Required action
Where the records hold the string "Exception", show the whole line it sits on.

Dataset extract
== Segment start ==

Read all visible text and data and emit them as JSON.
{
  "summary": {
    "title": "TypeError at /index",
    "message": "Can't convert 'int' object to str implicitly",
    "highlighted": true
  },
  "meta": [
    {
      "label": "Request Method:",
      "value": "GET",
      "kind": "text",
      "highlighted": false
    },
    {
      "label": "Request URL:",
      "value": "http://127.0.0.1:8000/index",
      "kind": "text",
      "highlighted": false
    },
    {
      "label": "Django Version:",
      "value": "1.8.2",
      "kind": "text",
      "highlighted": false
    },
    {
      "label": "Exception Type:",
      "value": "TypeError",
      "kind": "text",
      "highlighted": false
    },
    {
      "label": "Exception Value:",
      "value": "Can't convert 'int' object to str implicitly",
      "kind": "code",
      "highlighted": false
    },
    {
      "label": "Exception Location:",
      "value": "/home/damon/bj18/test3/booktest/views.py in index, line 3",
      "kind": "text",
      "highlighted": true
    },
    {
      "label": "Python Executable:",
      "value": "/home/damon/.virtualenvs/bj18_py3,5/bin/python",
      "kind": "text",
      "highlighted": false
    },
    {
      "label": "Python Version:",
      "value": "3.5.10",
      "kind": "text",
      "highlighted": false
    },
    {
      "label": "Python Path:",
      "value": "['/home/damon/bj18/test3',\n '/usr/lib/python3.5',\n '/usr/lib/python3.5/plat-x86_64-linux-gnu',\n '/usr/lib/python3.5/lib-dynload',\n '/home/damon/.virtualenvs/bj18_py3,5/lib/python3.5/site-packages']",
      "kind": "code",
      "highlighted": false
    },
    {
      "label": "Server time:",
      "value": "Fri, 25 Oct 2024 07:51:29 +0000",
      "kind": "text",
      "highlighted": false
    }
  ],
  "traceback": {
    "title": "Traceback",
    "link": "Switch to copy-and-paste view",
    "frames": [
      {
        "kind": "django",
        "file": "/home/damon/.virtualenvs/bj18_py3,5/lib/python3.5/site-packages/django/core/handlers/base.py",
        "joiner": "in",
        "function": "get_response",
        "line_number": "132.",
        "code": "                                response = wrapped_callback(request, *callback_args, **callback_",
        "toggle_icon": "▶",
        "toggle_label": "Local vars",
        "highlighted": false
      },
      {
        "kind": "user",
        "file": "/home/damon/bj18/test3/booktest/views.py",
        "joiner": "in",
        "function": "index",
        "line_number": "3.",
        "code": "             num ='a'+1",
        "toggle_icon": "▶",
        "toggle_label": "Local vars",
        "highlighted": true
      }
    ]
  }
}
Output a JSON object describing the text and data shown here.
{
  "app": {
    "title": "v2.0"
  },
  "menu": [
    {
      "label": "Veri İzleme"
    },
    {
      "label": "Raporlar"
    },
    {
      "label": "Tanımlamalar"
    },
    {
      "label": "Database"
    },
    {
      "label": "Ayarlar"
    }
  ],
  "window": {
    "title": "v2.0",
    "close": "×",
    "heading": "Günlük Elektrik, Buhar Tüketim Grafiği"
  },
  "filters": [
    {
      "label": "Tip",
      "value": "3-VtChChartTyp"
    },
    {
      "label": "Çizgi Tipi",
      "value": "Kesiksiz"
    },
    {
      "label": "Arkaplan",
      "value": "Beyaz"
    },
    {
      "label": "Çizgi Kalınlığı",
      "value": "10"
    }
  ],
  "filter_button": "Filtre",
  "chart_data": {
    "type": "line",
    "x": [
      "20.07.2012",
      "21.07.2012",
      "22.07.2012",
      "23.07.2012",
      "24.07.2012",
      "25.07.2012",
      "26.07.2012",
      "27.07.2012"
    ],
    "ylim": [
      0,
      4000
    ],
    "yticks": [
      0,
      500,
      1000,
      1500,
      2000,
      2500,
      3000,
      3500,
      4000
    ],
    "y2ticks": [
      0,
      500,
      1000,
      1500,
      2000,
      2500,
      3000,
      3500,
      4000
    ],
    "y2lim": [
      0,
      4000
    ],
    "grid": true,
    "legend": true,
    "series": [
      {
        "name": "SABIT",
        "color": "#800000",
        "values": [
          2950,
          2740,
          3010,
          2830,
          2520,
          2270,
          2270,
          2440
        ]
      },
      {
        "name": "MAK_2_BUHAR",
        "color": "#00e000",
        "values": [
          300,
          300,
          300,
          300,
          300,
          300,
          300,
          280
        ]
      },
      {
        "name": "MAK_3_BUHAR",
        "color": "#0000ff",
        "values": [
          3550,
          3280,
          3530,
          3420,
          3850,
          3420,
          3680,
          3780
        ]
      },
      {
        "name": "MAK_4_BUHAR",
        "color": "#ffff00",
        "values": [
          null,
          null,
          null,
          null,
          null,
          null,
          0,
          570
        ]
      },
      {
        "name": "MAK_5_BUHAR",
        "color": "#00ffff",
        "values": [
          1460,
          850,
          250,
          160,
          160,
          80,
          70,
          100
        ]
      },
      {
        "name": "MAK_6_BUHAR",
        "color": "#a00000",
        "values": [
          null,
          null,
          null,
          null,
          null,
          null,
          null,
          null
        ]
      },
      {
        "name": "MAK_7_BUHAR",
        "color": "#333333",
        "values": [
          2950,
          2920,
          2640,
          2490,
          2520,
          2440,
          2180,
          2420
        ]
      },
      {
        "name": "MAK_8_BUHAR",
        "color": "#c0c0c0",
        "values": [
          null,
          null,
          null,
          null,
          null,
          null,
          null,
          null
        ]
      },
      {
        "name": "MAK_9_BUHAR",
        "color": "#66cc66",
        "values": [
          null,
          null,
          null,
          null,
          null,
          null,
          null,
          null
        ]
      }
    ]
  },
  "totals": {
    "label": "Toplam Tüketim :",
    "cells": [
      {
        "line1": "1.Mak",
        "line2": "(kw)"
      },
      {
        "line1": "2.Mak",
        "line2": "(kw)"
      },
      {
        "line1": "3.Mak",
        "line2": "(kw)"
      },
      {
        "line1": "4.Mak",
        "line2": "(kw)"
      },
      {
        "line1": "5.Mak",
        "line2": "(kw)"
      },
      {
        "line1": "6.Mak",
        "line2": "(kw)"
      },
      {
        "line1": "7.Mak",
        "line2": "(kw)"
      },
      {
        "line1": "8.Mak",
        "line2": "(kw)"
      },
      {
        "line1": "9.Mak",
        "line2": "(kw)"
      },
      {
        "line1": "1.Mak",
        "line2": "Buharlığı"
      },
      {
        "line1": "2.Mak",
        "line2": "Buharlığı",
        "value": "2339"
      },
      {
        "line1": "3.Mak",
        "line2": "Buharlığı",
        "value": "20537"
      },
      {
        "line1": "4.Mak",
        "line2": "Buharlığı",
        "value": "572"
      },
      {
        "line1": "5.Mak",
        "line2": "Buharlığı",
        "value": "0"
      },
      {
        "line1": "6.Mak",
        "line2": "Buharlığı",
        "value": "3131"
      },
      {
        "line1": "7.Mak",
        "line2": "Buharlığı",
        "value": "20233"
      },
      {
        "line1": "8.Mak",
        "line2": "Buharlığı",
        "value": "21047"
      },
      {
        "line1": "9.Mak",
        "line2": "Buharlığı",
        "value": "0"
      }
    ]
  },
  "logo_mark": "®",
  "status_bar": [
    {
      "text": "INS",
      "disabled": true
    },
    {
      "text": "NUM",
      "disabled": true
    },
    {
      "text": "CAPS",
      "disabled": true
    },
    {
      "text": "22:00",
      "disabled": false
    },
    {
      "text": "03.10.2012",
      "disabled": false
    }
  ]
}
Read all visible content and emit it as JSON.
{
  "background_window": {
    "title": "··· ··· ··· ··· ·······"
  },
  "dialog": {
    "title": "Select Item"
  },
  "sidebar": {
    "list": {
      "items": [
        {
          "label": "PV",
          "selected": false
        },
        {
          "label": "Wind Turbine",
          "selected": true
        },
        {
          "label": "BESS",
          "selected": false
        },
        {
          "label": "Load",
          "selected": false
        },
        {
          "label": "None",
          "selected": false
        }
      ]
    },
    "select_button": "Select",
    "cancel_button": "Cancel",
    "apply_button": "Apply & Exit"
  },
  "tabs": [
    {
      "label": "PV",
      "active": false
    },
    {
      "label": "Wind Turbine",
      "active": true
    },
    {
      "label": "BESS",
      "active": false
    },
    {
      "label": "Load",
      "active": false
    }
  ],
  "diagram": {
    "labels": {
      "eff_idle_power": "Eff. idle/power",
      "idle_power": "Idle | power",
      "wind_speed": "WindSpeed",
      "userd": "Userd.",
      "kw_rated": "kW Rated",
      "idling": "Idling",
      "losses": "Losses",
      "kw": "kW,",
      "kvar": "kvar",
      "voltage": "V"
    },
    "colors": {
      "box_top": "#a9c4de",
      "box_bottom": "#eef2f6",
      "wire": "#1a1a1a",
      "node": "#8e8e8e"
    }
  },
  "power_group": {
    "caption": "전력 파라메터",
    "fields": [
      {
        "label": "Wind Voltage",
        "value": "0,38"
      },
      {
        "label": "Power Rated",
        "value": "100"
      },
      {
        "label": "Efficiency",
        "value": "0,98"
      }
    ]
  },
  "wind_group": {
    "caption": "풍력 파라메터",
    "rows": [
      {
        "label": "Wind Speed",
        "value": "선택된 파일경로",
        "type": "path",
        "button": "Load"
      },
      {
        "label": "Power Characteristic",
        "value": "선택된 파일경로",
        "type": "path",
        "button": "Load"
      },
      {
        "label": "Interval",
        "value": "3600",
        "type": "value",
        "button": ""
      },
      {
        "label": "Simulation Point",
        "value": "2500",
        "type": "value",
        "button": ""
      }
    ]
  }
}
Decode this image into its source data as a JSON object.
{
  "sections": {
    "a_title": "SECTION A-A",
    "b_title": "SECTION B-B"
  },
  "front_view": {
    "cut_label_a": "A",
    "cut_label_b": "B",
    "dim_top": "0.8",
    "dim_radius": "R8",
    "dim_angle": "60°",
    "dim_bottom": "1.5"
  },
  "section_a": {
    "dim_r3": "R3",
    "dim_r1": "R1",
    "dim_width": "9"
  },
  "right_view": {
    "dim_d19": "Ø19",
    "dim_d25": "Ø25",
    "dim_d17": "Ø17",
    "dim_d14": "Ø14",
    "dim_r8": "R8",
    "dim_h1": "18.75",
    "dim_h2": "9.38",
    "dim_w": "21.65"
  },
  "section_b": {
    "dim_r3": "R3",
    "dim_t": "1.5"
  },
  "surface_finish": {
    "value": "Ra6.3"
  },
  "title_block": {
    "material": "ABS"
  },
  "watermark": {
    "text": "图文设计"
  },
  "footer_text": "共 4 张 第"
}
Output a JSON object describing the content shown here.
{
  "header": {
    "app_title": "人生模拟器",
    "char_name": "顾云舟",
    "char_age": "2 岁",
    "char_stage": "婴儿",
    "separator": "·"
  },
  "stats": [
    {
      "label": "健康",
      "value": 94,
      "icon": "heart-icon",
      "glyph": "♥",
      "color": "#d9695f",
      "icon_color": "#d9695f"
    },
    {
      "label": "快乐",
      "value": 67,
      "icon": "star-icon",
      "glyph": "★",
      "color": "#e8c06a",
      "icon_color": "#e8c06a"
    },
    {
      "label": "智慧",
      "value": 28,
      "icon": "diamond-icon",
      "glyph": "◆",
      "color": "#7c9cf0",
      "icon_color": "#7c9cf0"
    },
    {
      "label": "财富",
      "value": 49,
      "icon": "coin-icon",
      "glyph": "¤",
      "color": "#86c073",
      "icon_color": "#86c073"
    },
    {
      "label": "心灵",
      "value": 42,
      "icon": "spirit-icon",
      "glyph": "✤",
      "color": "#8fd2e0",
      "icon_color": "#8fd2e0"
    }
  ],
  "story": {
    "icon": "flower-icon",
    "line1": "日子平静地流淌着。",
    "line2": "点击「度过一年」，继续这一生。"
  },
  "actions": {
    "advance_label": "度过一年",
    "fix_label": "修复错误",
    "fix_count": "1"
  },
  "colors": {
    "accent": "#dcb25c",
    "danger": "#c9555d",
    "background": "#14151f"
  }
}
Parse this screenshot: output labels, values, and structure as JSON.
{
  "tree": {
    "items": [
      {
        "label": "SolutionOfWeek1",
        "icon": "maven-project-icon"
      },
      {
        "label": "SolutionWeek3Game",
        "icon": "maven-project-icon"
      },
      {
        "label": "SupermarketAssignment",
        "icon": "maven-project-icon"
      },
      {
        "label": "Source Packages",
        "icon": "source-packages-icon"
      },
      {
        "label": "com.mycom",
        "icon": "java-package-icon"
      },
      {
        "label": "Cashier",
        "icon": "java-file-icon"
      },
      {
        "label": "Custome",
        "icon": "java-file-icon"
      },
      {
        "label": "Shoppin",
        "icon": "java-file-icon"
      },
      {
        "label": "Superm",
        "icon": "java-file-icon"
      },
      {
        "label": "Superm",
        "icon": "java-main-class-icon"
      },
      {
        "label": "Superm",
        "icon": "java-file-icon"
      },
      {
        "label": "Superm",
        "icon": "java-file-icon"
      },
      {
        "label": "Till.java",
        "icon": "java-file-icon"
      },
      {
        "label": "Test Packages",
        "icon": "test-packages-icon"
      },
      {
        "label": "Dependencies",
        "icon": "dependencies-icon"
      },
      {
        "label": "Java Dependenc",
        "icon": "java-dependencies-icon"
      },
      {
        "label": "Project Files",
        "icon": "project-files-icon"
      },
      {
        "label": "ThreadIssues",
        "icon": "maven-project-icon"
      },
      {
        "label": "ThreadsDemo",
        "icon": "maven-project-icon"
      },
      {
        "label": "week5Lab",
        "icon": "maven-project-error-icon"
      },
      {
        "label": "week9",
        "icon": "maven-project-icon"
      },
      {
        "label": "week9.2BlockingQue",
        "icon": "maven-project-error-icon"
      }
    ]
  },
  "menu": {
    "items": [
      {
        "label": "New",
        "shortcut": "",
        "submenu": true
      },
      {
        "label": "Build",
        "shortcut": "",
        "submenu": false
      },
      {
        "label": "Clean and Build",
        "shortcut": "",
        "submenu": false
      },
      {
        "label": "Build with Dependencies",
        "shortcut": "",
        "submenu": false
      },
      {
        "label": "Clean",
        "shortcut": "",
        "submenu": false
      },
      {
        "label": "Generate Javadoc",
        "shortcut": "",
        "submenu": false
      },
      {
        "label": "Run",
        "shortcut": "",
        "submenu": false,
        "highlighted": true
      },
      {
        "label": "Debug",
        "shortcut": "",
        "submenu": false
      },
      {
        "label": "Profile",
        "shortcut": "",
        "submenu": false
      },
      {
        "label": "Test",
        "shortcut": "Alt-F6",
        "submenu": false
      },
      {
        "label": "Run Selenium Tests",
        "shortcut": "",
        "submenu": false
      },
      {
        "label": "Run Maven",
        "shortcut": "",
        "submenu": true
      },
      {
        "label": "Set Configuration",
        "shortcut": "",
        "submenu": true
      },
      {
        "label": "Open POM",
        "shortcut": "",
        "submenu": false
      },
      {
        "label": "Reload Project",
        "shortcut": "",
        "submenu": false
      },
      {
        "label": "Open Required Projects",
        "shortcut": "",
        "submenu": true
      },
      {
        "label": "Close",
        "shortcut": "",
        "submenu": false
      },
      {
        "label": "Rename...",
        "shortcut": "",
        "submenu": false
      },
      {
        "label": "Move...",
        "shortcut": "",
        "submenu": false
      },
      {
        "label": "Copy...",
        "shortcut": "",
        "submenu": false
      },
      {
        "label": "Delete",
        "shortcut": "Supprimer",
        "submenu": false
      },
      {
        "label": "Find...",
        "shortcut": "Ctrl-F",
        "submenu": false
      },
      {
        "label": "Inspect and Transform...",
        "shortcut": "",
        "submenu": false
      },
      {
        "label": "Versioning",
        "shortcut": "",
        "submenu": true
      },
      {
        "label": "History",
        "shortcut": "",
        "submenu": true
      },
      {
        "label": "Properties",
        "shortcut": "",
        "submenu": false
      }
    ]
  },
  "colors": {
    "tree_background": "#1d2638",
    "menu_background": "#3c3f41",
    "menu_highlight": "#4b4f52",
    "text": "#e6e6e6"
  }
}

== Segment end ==

Your response
      "label": "Exception Type:",
      "label": "Exception Value:",
      "label": "Exception Location:",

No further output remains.